The task, she says, is to move more members from the second to the first category.
“If my mom in Orem had gay neighbors next door, I know she would love them,” Schweidel says. “The Mormons I have spoken to make an effort to understand. They totally get it.”
This gives you an idea of what I was trying to convey in my post Unpacking Things. This is how the process works.
Proving that they’re willing to wrap anything plastic (see the hideous Plastic Judge and Protector Polymer) – the first items in the Taurus 2010 Full Line Catalog are the PT 22 PLY and PT 25 PLY. Yep, those are polymer-framed versions of the Taurus PT 22 and PT 25 (themselves copies of the Beretta Bobcat).
Taurus continues to prove that they’re willing to build it if you’re willing to buy it, no matter how ridiculous it may look.
I was googling around today wanting to see if I could find more info on the Winchester SXP. I found it at Field and Stream:
The SXP is the Turkish-made reincarnation of the old 1300, an underappreciated, lightweight, inexpensive gun made in the old New Haven factory before it closed. Winchester announced the SXP last year but it wasn’t until this year that they actually received guns from their Turkish vendor in sellable quantities.
Turkish-made? It was time for another call to Browning.
Rick, one of the customer service agents with whom I’ve spoken several times concerning the SXP, confirmed that the manufacturing was being done in Turkey but did not remember the name of the factory/company. FN (the Browning/Winchester parent) of course has complete QC oversight and testing is being done in here in the U.S. at the Browning factory in Morgan, Utah. Apparently, FN uses a lot of Turkish manufacturers for their shotguns (thus quality should not be an issue).
As mentioned previously, they are still on schedule for a June, 2010 release date.
I got this email today.
Recalculation fiscal acitivity 2008-2009
Local Office no. 72
HM Revenue & :
ATTN: Dear Applicant
After the last annual calculation of your fiscal activity we have determined that you are eligible to receive aof 401.63 GBP
Your Tax Refund Number ID: UK/38HMRC928841, complete the tax return form attached to this message.
After completing the form, submit the form by clicking the SUBMIT button on form and allow us 5-9 business days in order to process it.
Our head office address can be found on our web site at http://www.hmrc.co.uk/
Tax Credit Officer
8.00 am to 8.00 pm, seven days a week.
I didn’t even know that I’d filed a British Tax Return (chuckle). Ha! What will scammers think of next?
When I first read this headline on CNN, Obama promises justice for Christmas terror plotters, I thought, “Wait, he’s going to extend them U.S. Constitutional rights and then give them a get-out-of-jail-free card, just like the others?” Then I read the article and it looks like the war is going to spread to Yemen. Oh, and we’re going to spend billions “training and equipping their security forces.” I wonder how his followers will take this news?

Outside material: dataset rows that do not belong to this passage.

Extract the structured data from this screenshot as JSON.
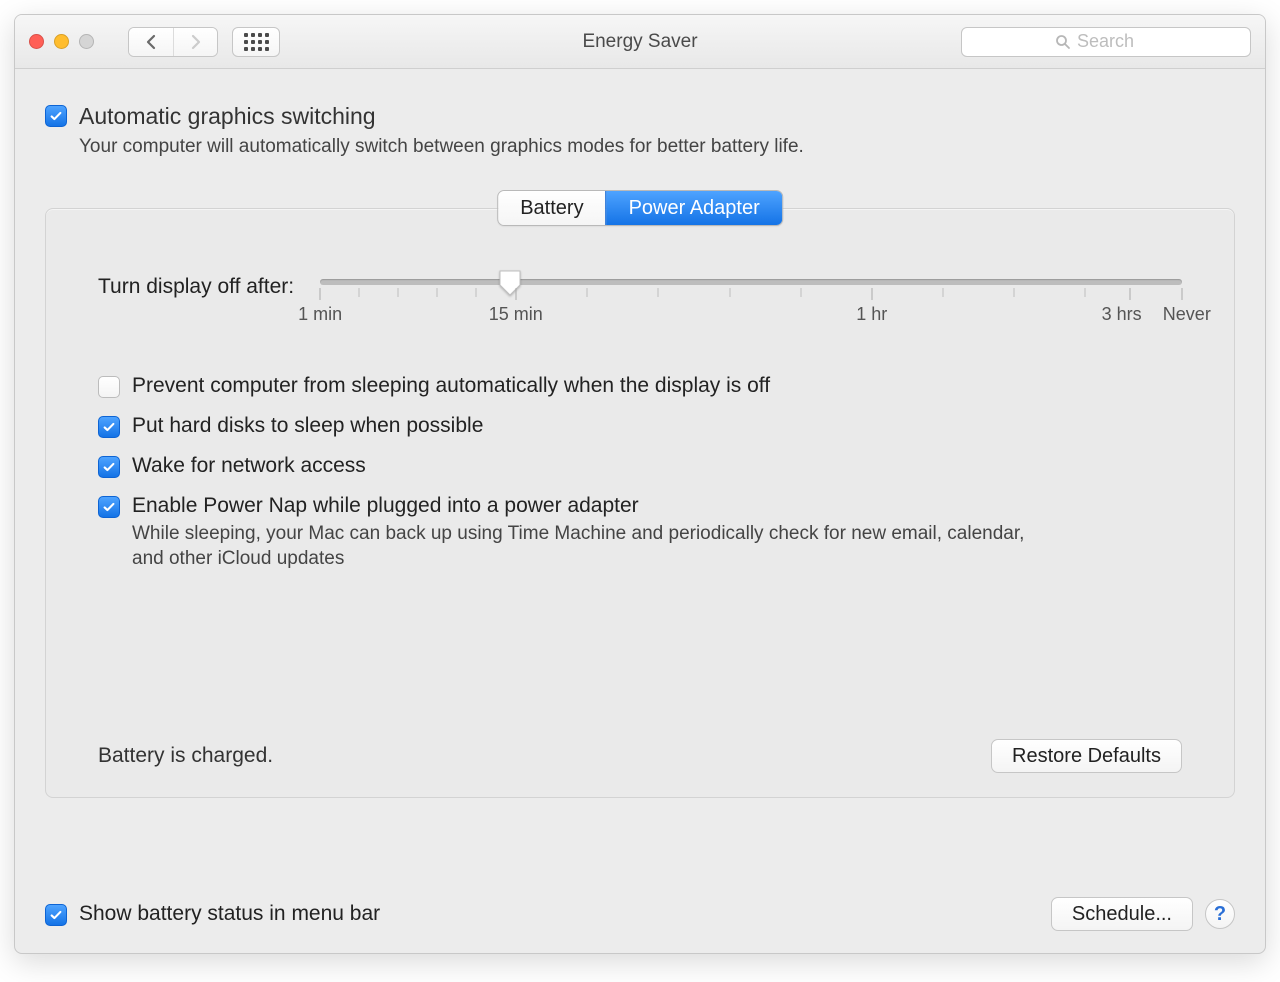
{
  "window": {
    "title": "Energy Saver"
  },
  "search": {
    "placeholder": "Search"
  },
  "auto_graphics": {
    "checked": true,
    "label": "Automatic graphics switching",
    "description": "Your computer will automatically switch between graphics modes for better battery life."
  },
  "tabs": {
    "battery": "Battery",
    "power_adapter": "Power Adapter",
    "active": "power_adapter"
  },
  "slider": {
    "label": "Turn display off after:",
    "ticks": {
      "min1": "1 min",
      "min15": "15 min",
      "hr1": "1 hr",
      "hrs3": "3 hrs",
      "never": "Never"
    }
  },
  "options": {
    "prevent_sleep": {
      "checked": false,
      "label": "Prevent computer from sleeping automatically when the display is off"
    },
    "hard_disks": {
      "checked": true,
      "label": "Put hard disks to sleep when possible"
    },
    "wake_network": {
      "checked": true,
      "label": "Wake for network access"
    },
    "power_nap": {
      "checked": true,
      "label": "Enable Power Nap while plugged into a power adapter",
      "description": "While sleeping, your Mac can back up using Time Machine and periodically check for new email, calendar, and other iCloud updates"
    }
  },
  "status": "Battery is charged.",
  "buttons": {
    "restore_defaults": "Restore Defaults",
    "schedule": "Schedule...",
    "help": "?"
  },
  "bottom": {
    "show_battery": {
      "checked": true,
      "label": "Show battery status in menu bar"
    }
  }
}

Oh, and one more thing. We all get to be groped when by the TSA now! And of course, the 4th Amendment doesn’t apply because these searches are “reasonable.” Riiiiiiight. And, a new directive also gives airlines the discretion to take other measures to prevent people from secretly assembling or igniting bombs on aircraft. Those measures include prohibiting people from keeping pillows or blankets,

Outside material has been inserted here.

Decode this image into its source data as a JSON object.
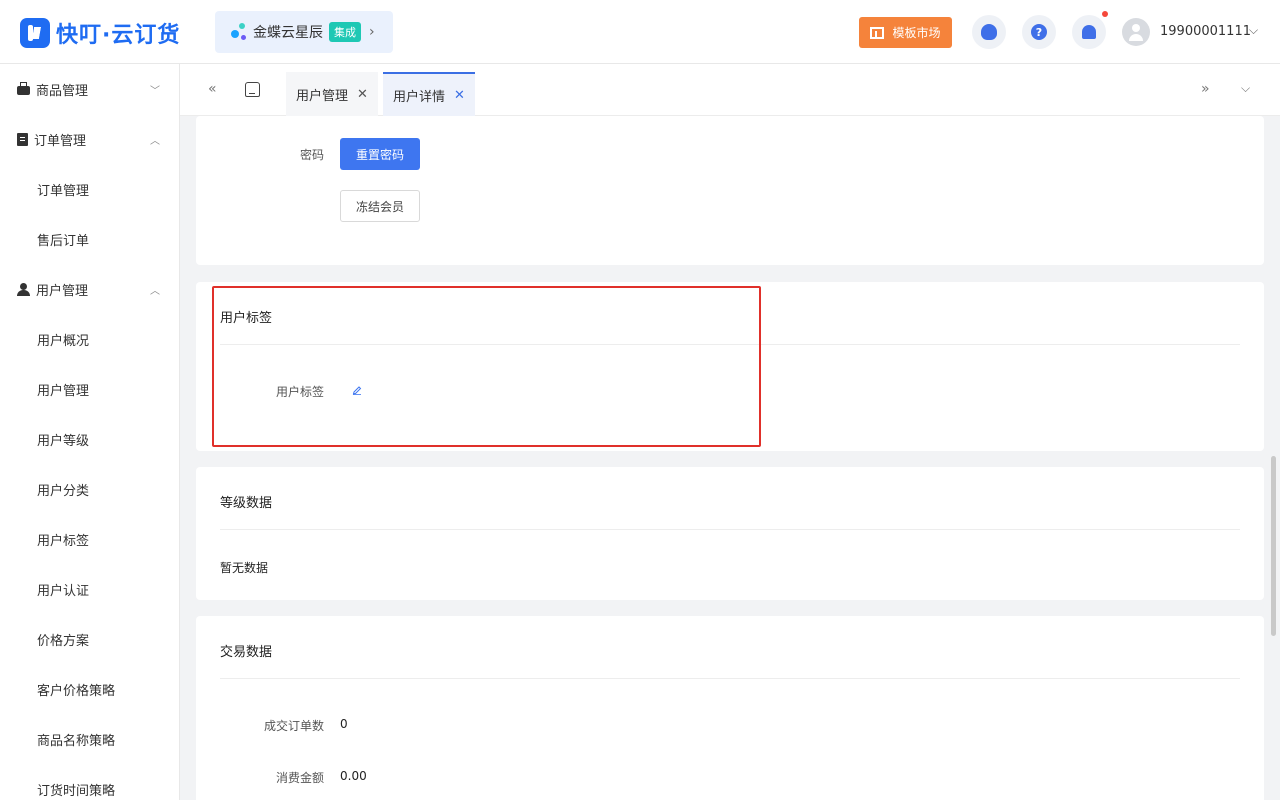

or children, or hands on their laps during the final hour of a flight.